And that is the source of our urgent concern about Saddam Hussein's links to international terrorist groups. Over the years, Iraq has provided safe haven to terrorists such as Abu Nidal, whose terror organization carried out more than 90 terrorist attacks in 20 countries that killed or injured nearly 900 people, including 12 Americans. Iraq has also provided safe haven to Abu Abbas, who was responsible for seizing the Achille Lauro and killing an American passenger. And we know that Iraq is continuing to finance terror and gives assistance to groups that use terrorism to undermine Middle East peace.

We know that Iraq and the al Qaeda terrorist network share a common enemy - the United States of America. We know that Iraq and al Qaeda have had high-level contacts that go back a decade. Some al Qaeda leaders who fled Afghanistan went to Iraq. These include one very senior al Qaeda leader who received medical treatment in Baghdad this year, and who has been associated with planning for chemical and biological attacks. We've learned that Iraq has trained al Qaeda members in bomb-making and poisons and deadly gases. And we know that after September the 11th, Saddam Hussein's regime gleefully celebrated the terrorist attacks on America.

Iraq could decide on any given day to provide a biological or chemical weapon to a terrorist group or individual terrorists. Alliance with terrorists could allow the Iraqi regime to attack America without leaving any fingerprints.
Note that Bush very carefully does NOT include the 3,000 dead of 9/11 in the total of American dead at the hands of terrorists with ties to Saddam.

The media and the Left are right, however - there IS a Big Lie being told. It is being told by the Left and its willing accomplices in the press. The Left and the press now falsely accuse Bush of telling a lie about Saddam and September 11. But it is they who are lying.

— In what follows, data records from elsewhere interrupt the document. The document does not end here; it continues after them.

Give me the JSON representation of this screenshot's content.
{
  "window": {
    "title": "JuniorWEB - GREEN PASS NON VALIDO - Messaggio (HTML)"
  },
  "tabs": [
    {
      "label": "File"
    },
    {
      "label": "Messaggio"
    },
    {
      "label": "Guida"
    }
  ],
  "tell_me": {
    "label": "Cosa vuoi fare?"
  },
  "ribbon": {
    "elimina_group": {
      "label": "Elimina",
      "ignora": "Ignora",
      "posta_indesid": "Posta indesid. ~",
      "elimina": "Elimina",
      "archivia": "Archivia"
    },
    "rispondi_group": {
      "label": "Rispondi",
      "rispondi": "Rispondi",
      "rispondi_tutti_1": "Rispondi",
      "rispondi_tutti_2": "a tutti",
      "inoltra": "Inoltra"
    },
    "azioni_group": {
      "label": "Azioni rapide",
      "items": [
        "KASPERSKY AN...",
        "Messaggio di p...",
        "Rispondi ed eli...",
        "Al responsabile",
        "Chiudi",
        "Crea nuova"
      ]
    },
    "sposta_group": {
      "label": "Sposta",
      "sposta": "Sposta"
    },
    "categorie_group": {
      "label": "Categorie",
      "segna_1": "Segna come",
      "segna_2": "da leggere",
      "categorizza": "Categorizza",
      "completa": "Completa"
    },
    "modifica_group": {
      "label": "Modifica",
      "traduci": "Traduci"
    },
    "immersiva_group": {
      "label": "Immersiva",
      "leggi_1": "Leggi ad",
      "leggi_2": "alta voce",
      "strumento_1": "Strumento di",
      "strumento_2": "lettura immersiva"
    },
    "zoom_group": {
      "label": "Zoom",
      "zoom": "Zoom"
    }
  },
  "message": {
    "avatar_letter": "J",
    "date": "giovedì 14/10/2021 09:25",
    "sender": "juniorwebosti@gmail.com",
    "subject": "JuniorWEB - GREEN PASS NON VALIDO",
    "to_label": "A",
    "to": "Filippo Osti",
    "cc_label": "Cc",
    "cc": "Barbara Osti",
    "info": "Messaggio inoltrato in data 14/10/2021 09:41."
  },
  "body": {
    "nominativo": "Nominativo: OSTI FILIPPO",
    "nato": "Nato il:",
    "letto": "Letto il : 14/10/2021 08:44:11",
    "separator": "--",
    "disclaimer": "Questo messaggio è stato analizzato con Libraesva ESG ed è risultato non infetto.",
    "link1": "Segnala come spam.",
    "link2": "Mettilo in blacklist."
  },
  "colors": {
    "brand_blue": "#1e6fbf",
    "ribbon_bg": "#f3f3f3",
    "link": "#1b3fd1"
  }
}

UPDATE: Bush was not the first President to adopt pre-emption as a national security strategy. So says this Washington Post article:
The intention, in theory, is not fundamentally new. The Clinton administration's Presidential Decision Directive 62, 'Protection Against Unconventional Threats to the Homeland and Americans Overseas,' had classified language that one former official summarized as: "If you think terrorists will get access to WMD, there is an extremely low threshold that the United States should act' militarily."
Incidentally, the article makes no mention of the assertion that Bush was implying Saddam had direct involvement in the 9/11 attacks.

My Sick Hobby
Editor & Publisher reports today that the end may be near for the Seattle Post-Intelligencer newspaper, which is printed and distributed by its rival the Seattle Times in a joint operating agreement that may soon be ended. If the JOA is indeed allowed to expire, the Post-Intelligencer will shut down no later than Oct. 29, 2004, slightly more than a year from now. I suspect it would be shut down sooner than that.

I hate to see any newspaper close, but if the P-I indeed is shut down, I would like to get a copy of the final day's edition. If you live in Seattle, or even work for the P-I, please contact me. I'm willing to pay a few bucks to get a copy. I collect final-day editions of dead newspapers. Yeah, I know, it's a sick hobby for a newspaper journalist. By the way, if you have an extra copy of a final edition of some other daily newspaper, and want to get rid of it, contact me at bhhobbs-at-comcast.net. And if you'd be interested in a final-day edition of the Nashville Banner, which died about a decade ago, let me know. I have about two dozen copies.